↓↓↓

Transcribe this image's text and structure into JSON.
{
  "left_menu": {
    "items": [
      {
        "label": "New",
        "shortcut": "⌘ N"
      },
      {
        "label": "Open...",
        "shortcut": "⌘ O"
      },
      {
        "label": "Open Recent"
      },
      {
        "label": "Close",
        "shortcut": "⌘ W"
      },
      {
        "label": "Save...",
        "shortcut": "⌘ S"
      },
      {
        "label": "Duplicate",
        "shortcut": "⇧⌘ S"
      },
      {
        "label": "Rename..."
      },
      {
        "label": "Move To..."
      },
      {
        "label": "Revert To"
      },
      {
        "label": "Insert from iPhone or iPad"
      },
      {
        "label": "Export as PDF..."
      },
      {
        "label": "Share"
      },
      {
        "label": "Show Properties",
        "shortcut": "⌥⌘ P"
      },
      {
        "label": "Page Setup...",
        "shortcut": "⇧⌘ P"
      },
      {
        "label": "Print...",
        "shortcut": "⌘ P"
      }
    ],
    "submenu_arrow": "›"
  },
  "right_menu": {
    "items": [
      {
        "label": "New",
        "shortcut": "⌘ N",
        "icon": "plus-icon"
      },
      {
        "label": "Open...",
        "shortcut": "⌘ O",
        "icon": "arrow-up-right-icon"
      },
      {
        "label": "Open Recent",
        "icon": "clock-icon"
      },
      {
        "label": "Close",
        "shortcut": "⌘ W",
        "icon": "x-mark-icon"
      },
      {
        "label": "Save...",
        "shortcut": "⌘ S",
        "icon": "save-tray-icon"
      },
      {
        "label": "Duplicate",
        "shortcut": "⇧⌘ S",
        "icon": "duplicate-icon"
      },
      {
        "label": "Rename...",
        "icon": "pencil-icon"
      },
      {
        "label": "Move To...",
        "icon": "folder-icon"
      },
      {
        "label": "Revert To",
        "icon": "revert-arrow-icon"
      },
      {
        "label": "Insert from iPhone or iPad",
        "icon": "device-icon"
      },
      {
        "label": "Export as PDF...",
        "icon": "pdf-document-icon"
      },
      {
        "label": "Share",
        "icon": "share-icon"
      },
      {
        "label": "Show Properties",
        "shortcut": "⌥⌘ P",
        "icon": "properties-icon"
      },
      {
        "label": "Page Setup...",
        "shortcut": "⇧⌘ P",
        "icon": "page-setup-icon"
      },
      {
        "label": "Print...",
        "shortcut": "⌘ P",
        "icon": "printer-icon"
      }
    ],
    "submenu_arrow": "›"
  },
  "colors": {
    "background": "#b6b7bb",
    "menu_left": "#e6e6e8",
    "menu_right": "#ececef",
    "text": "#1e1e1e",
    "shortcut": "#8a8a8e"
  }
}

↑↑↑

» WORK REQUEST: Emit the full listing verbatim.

» RESULT FOR THIS EXERCISE:
Transcribe this image's text and structure into JSON.
{
  "left_menu": {
    "items": [
      {
        "label": "New",
        "shortcut": "⌘ N"
      },
      {
        "label": "Open...",
        "shortcut": "⌘ O"
      },
      {
        "label": "Open Recent"
      },
      {
        "label": "Close",
        "shortcut": "⌘ W"
      },
      {
        "label": "Save...",
        "shortcut": "⌘ S"
      },
      {
        "label": "Duplicate",
        "shortcut": "⇧⌘ S"
      },
      {
        "label": "Rename..."
      },
      {
        "label": "Move To..."
      },
      {
        "label": "Revert To"
      },
      {
        "label": "Insert from iPhone or iPad"
      },
      {
        "label": "Export as PDF..."
      },
      {
        "label": "Share"
      },
      {
        "label": "Show Properties",
        "shortcut": "⌥⌘ P"
      },
      {
        "label": "Page Setup...",
        "shortcut": "⇧⌘ P"
      },
      {
        "label": "Print...",
        "shortcut": "⌘ P"
      }
    ],
    "submenu_arrow": "›"
  },
  "right_menu": {
    "items": [
      {
        "label": "New",
        "shortcut": "⌘ N",
        "icon": "plus-icon"
      },
      {
        "label": "Open...",
        "shortcut": "⌘ O",
        "icon": "arrow-up-right-icon"
      },
      {
        "label": "Open Recent",
        "icon": "clock-icon"
      },
      {
        "label": "Close",
        "shortcut": "⌘ W",
        "icon": "x-mark-icon"
      },
      {
        "label": "Save...",
        "shortcut": "⌘ S",
        "icon": "save-tray-icon"
      },
      {
        "label": "Duplicate",
        "shortcut": "⇧⌘ S",
        "icon": "duplicate-icon"
      },
      {
        "label": "Rename...",
        "icon": "pencil-icon"
      },
      {
        "label": "Move To...",
        "icon": "folder-icon"
      },
      {
        "label": "Revert To",
        "icon": "revert-arrow-icon"
      },
      {
        "label": "Insert from iPhone or iPad",
        "icon": "device-icon"
      },
      {
        "label": "Export as PDF...",
        "icon": "pdf-document-icon"
      },
      {
        "label": "Share",
        "icon": "share-icon"
      },
      {
        "label": "Show Properties",
        "shortcut": "⌥⌘ P",
        "icon": "properties-icon"
      },
      {
        "label": "Page Setup...",
        "shortcut": "⇧⌘ P",
        "icon": "page-setup-icon"
      },
      {
        "label": "Print...",
        "shortcut": "⌘ P",
        "icon": "printer-icon"
      }
    ],
    "submenu_arrow": "›"
  },
  "colors": {
    "background": "#b6b7bb",
    "menu_left": "#e6e6e8",
    "menu_right": "#ececef",
    "text": "#1e1e1e",
    "shortcut": "#8a8a8e"
  }
}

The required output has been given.